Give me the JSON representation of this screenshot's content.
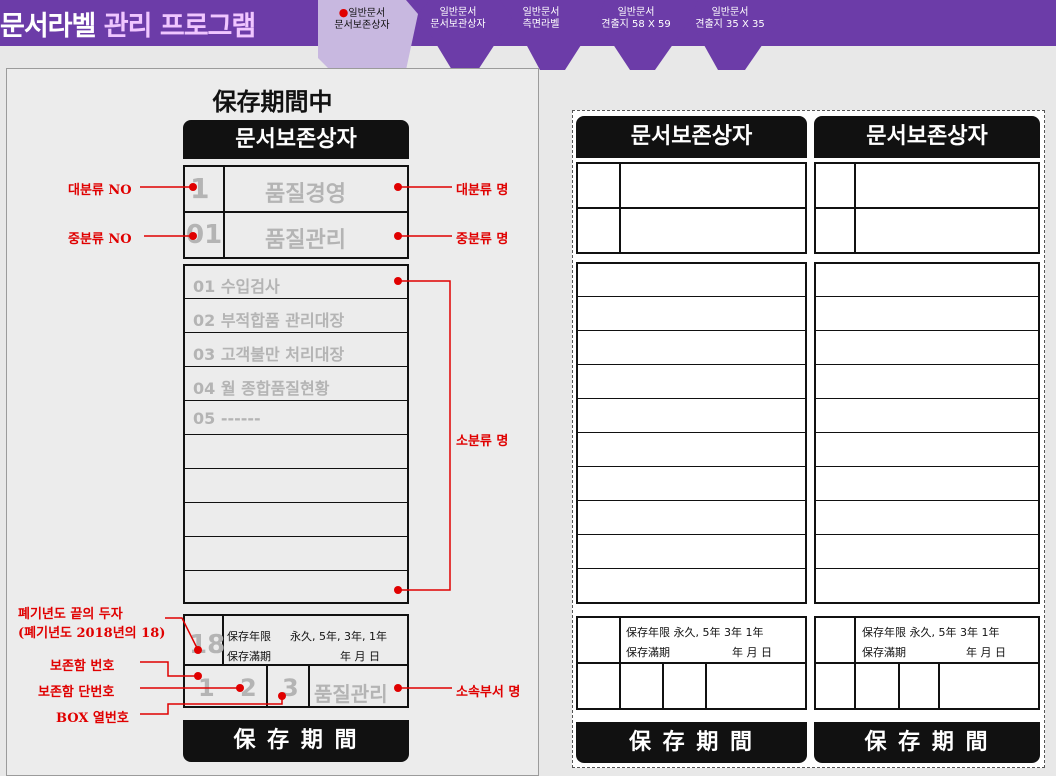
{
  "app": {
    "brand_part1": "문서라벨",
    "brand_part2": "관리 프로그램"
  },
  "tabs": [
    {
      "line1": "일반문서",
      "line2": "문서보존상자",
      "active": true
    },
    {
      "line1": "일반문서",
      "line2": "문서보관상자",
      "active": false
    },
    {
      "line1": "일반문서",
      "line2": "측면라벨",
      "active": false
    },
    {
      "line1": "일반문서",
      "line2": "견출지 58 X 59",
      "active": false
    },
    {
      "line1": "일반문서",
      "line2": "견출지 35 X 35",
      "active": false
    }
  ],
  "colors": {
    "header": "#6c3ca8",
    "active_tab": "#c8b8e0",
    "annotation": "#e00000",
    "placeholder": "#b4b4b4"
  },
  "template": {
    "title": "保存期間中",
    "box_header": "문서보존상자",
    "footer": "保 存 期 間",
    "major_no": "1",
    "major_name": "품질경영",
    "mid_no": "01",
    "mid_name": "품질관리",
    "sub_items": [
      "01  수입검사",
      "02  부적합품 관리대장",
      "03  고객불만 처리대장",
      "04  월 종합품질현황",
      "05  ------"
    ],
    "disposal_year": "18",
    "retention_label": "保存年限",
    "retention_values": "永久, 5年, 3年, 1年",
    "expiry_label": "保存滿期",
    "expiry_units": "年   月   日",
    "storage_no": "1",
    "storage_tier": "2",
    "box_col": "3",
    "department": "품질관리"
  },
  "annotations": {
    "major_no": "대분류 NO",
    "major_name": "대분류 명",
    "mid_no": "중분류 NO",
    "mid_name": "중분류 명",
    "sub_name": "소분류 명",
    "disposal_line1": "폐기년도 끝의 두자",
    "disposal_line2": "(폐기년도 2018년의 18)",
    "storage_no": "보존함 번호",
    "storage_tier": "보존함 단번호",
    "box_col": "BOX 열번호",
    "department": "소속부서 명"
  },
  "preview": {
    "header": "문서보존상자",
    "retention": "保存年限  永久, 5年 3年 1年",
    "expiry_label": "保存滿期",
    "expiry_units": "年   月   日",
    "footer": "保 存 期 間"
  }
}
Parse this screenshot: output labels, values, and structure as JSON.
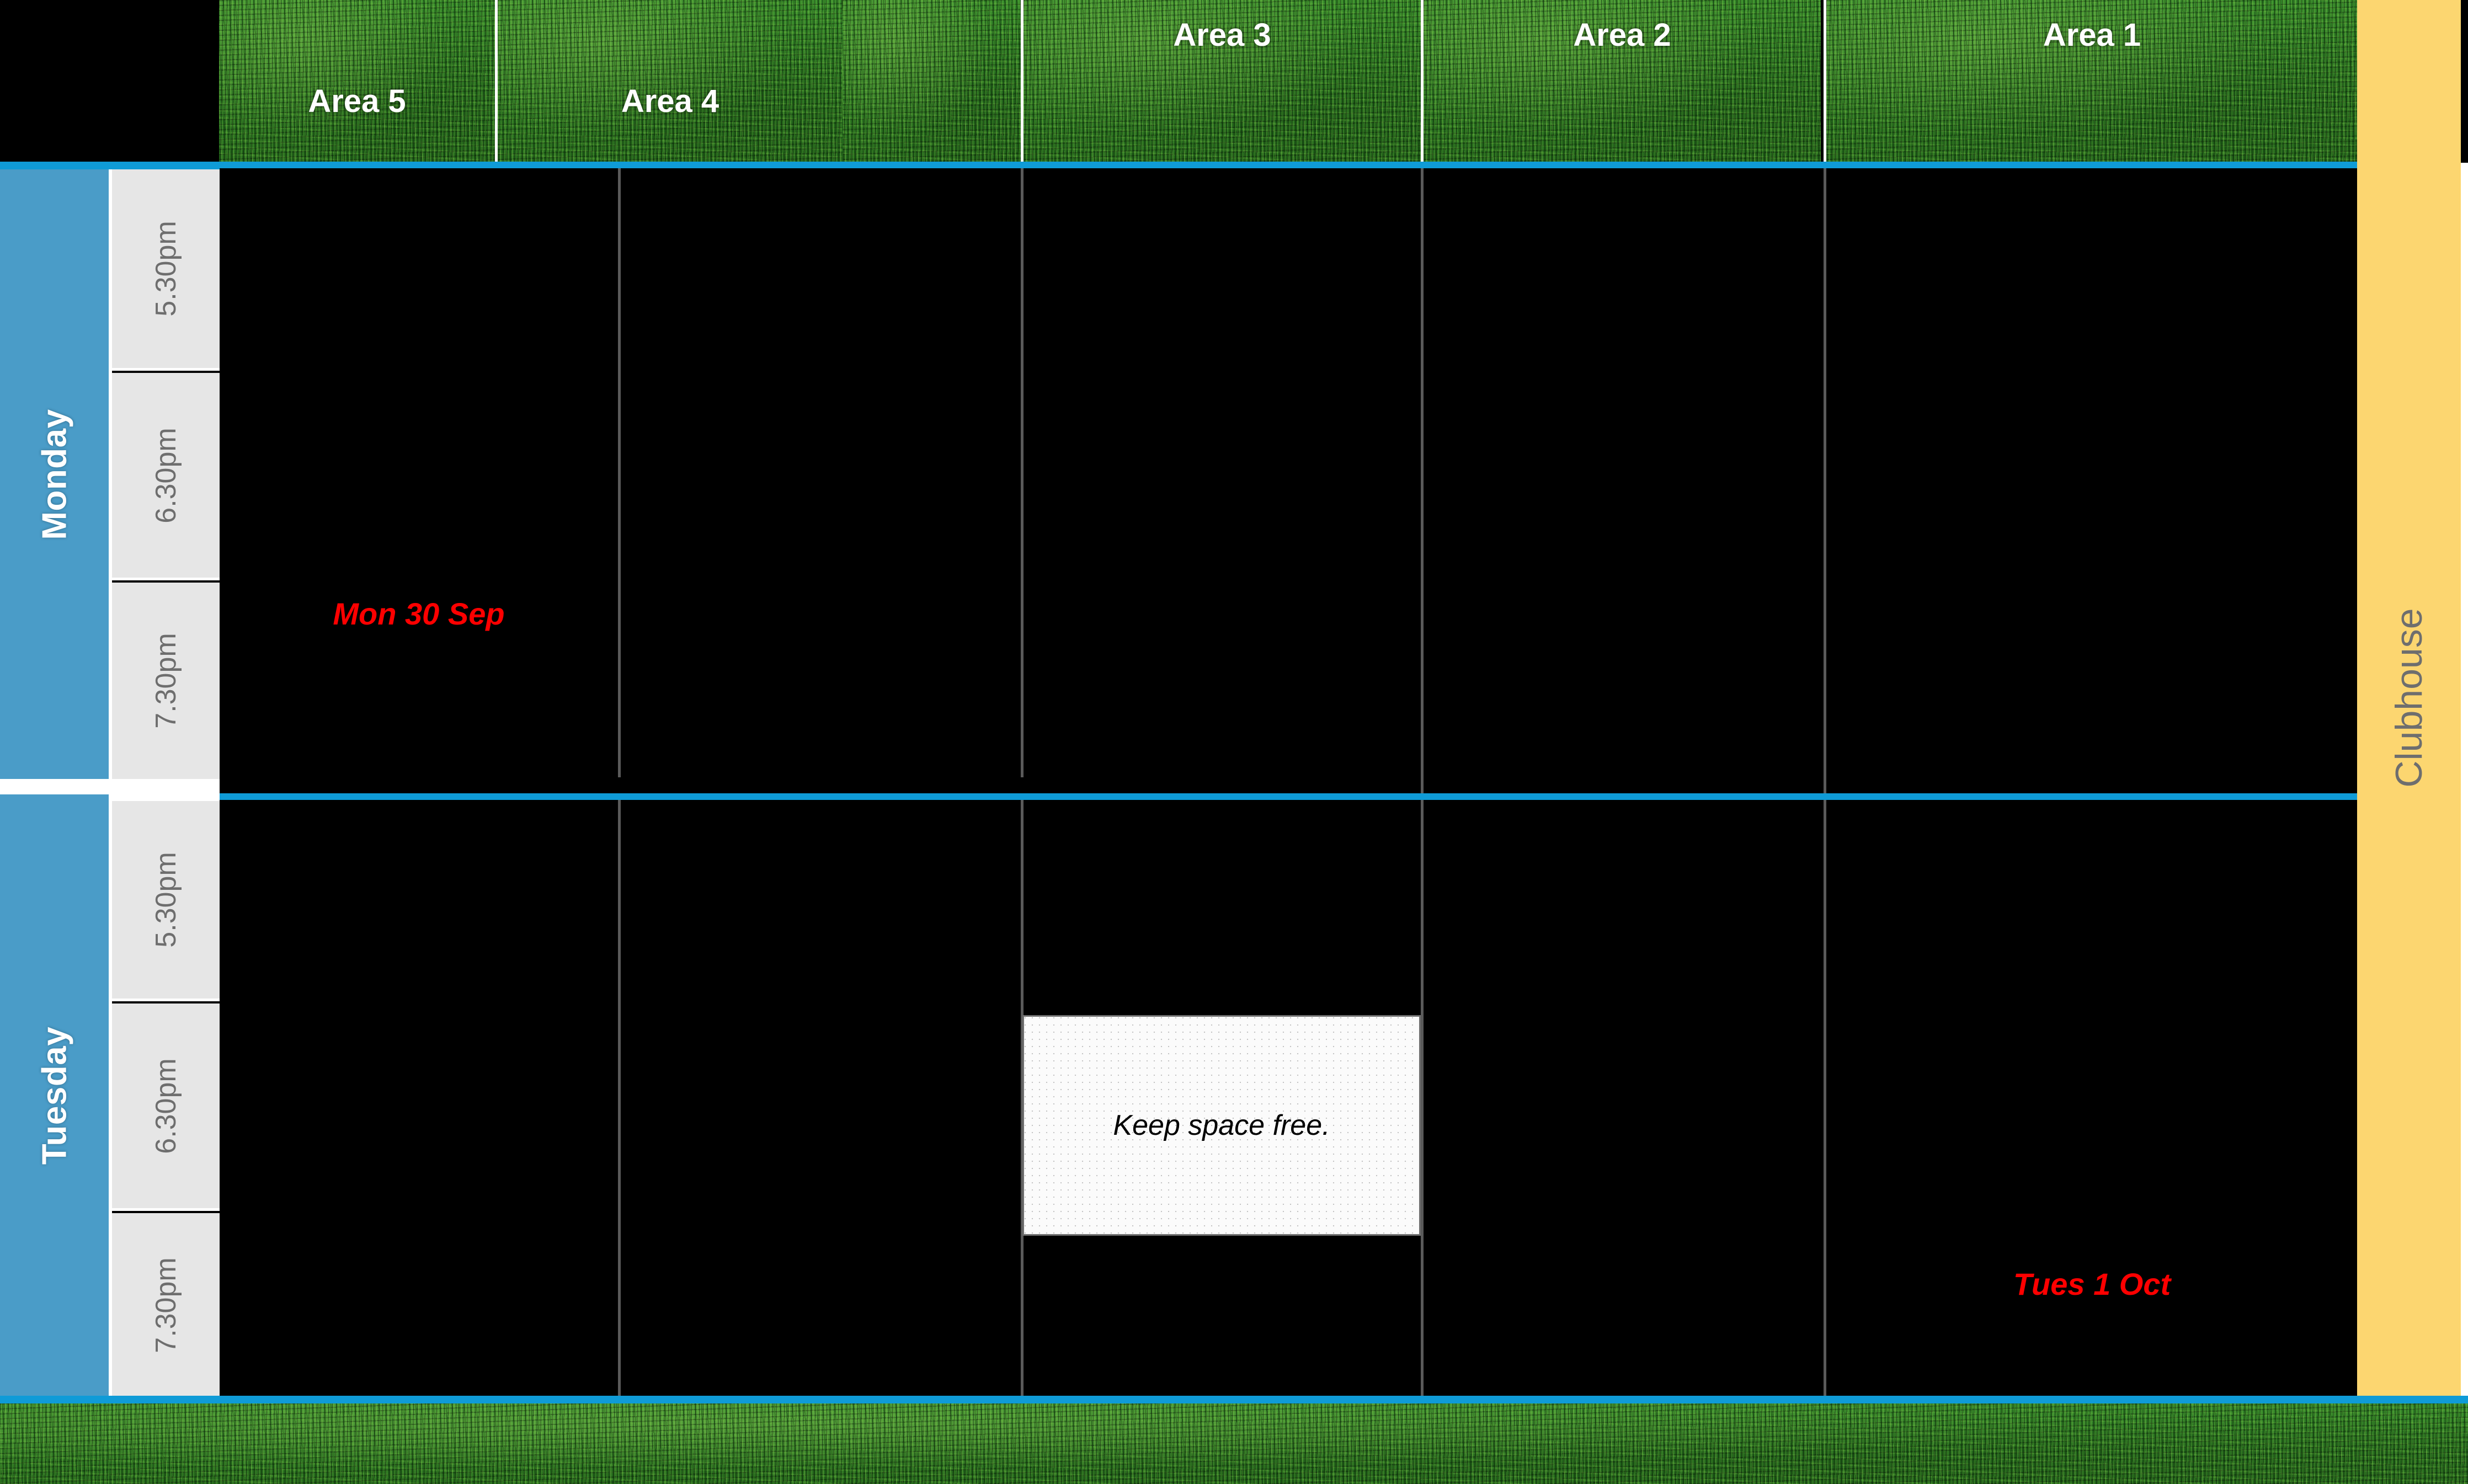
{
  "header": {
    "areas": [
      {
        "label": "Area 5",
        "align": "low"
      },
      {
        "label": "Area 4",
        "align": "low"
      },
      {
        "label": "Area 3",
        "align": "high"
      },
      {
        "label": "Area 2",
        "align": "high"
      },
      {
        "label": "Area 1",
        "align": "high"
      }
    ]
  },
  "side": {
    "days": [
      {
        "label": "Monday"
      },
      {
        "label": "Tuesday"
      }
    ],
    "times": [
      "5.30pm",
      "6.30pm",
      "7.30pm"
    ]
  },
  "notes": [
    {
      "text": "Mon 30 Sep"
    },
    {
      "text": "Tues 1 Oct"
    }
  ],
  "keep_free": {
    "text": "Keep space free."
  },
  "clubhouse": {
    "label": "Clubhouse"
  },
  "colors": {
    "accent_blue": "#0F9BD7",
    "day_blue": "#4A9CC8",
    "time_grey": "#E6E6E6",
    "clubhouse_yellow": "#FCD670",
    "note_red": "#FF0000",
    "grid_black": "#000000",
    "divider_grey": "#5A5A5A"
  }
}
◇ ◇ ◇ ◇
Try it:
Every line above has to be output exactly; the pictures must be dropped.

Expected output:
Give me the JSON representation of this screenshot's content.
{
  "app": {
    "brand_part1": "문서라벨",
    "brand_part2": "관리 프로그램"
  },
  "tabs": [
    {
      "line1": "일반문서",
      "line2": "문서보존상자",
      "active": true
    },
    {
      "line1": "일반문서",
      "line2": "문서보관상자",
      "active": false
    },
    {
      "line1": "일반문서",
      "line2": "측면라벨",
      "active": false
    },
    {
      "line1": "일반문서",
      "line2": "견출지 58 X 59",
      "active": false
    },
    {
      "line1": "일반문서",
      "line2": "견출지 35 X 35",
      "active": false
    }
  ],
  "colors": {
    "header": "#6c3ca8",
    "active_tab": "#c8b8e0",
    "annotation": "#e00000",
    "placeholder": "#b4b4b4"
  },
  "template": {
    "title": "保存期間中",
    "box_header": "문서보존상자",
    "footer": "保 存 期 間",
    "major_no": "1",
    "major_name": "품질경영",
    "mid_no": "01",
    "mid_name": "품질관리",
    "sub_items": [
      "01  수입검사",
      "02  부적합품 관리대장",
      "03  고객불만 처리대장",
      "04  월 종합품질현황",
      "05  ------"
    ],
    "disposal_year": "18",
    "retention_label": "保存年限",
    "retention_values": "永久, 5年, 3年, 1年",
    "expiry_label": "保存滿期",
    "expiry_units": "年   月   日",
    "storage_no": "1",
    "storage_tier": "2",
    "box_col": "3",
    "department": "품질관리"
  },
  "annotations": {
    "major_no": "대분류 NO",
    "major_name": "대분류 명",
    "mid_no": "중분류 NO",
    "mid_name": "중분류 명",
    "sub_name": "소분류 명",
    "disposal_line1": "폐기년도 끝의 두자",
    "disposal_line2": "(폐기년도 2018년의 18)",
    "storage_no": "보존함 번호",
    "storage_tier": "보존함 단번호",
    "box_col": "BOX 열번호",
    "department": "소속부서 명"
  },
  "preview": {
    "header": "문서보존상자",
    "retention": "保存年限  永久, 5年 3年 1年",
    "expiry_label": "保存滿期",
    "expiry_units": "年   月   日",
    "footer": "保 存 期 間"
  }
}
Parse this screenshot: output labels, values, and structure as JSON.
{
  "header": {
    "areas": [
      {
        "label": "Area 5",
        "align": "low"
      },
      {
        "label": "Area 4",
        "align": "low"
      },
      {
        "label": "Area 3",
        "align": "high"
      },
      {
        "label": "Area 2",
        "align": "high"
      },
      {
        "label": "Area 1",
        "align": "high"
      }
    ]
  },
  "side": {
    "days": [
      {
        "label": "Monday"
      },
      {
        "label": "Tuesday"
      }
    ],
    "times": [
      "5.30pm",
      "6.30pm",
      "7.30pm"
    ]
  },
  "notes": [
    {
      "text": "Mon 30 Sep"
    },
    {
      "text": "Tues 1 Oct"
    }
  ],
  "keep_free": {
    "text": "Keep space free."
  },
  "clubhouse": {
    "label": "Clubhouse"
  },
  "colors": {
    "accent_blue": "#0F9BD7",
    "day_blue": "#4A9CC8",
    "time_grey": "#E6E6E6",
    "clubhouse_yellow": "#FCD670",
    "note_red": "#FF0000",
    "grid_black": "#000000",
    "divider_grey": "#5A5A5A"
  }
}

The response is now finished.